  • Fred Moten


The cultural and political discourse on black pathology has been so pervasive that it could be said to constitute the background against which all representations of blacks, blackness, or (the color) black take place. Its manifestations have changed over the years, though it has always been poised between the realms of the pseudo-social scientific, the birth of new sciences, and the normative impulse that is at the heart of—but that strains against—the black radicalism that strains against it. From the origins of the critical philosophy in the assertion of its extra-rational foundations in teleological principle; to the advent and solidification of empiricist human biology that moves out of the convergence of phrenology, criminology, and eugenics; to the maturation of (American) sociology in the oscillation between good-and bad-faith attendance to "the negro problem"; to the analysis of and discourse on psychopathology and the deployment of these in both colonial oppression and anticolonial resistance; to the regulatory metaphysics that undergirds interlocking notions of sound and color in aesthetic theory: blackness has been associated with a certain sense of decay, even when that decay is invoked in the name of a certain (fetishization of) vitality.
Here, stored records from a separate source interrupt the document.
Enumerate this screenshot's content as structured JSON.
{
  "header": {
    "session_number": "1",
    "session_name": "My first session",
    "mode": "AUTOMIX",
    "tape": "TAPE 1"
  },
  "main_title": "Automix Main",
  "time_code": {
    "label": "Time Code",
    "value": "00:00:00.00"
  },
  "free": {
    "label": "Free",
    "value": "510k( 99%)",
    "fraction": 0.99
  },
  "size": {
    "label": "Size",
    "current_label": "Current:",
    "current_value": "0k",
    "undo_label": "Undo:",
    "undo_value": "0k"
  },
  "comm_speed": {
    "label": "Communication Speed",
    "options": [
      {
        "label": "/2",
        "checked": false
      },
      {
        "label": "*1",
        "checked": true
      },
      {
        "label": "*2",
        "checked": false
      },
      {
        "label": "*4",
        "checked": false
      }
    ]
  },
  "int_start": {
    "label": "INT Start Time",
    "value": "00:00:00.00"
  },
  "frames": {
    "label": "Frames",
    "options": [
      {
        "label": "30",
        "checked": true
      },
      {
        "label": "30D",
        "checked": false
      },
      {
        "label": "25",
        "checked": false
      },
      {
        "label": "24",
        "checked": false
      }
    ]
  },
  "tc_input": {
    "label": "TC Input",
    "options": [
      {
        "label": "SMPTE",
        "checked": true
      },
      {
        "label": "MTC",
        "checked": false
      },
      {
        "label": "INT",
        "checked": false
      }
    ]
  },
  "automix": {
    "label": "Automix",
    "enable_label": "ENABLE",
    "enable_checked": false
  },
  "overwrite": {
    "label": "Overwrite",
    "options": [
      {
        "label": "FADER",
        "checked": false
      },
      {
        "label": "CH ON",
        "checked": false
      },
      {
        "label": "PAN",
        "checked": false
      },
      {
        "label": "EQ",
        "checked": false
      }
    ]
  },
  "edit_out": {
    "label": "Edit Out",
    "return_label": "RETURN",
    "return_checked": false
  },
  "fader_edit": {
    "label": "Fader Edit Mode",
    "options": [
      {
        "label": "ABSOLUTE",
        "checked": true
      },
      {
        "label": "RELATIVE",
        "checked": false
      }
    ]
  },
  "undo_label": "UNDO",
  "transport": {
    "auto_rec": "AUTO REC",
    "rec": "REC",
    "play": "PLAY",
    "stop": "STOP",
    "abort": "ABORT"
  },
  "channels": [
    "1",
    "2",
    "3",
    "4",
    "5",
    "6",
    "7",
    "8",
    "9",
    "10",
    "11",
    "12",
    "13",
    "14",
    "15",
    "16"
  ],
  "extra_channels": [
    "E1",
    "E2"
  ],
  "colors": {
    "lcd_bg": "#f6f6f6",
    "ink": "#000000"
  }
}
Black radical discourse has often taken up, and held itself within, the stance of the pathologist. Going back to David Walker, at least, black radicalism is animated by the question, What's wrong with black folk? The extent to which radicalism (here understood as the performance of a general critique of the proper) is a fundamental and enduring force in the black public sphere—so much so that even black "conservatives" are always constrained to begin by defining themselves in relation to it—is all but self-evident. Less self-evident is the normative striving against the grain of the very radicalism from which the desire for norms is derived. Such striving is directed toward those lived experiences of blackness that are, on the one hand, aligned with what has been called radical and, on the other hand, [End Page 177] aligned not so much with a kind of being-toward-death but with something that has been understood as a deathly or death-driven nonbeing. This strife between normativity and the deconstruction of norms is essential not only to contemporary black academic discourse but also to the discourses of the barbershop, the beauty shop, and the bookstore.

I'll begin with a thought that doesn't come from any of these zones, though it's felt in them, strangely, since it posits the being of, and being in, these zones as an ensemble of specific impossibilities:

As long as the black man is among his own, he will have no occasion, except in minor internal conflicts, to experience his being through others. There is of course the moment of "being for others," of which Hegel speaks, but every ontology is made unattainable in a colonized and civilized society. It would seem that this fact has not been given enough attention by those who have discussed the question. In the Weltanschauung of a colonized people there is an impurity, a flaw, that outlaws [interdit] any ontological explanation. Someone may object that this is the case with every individual, but such an objection merely conceals a basic problem. Ontology—once it is finally admitted as leaving existence by the wayside—does not permit us to understand the being of the black man. For not only must the black man be black; he must be black in relation to the white man. Some critics will take it upon themselves to remind us that the proposition has a converse. I say that this is false. The black man has no ontological resistance in the eyes of the white man.1

This passage, and the ontological (absence of) drama it represents, leads us to a set of fundamental questions. How do we think the possibility and the law of outlawed, impossible things? And if, as Frantz Fanon suggests, the black cannot be an other for another black, if the black can only be an other for a white, then is there ever anything called black social life? Is the...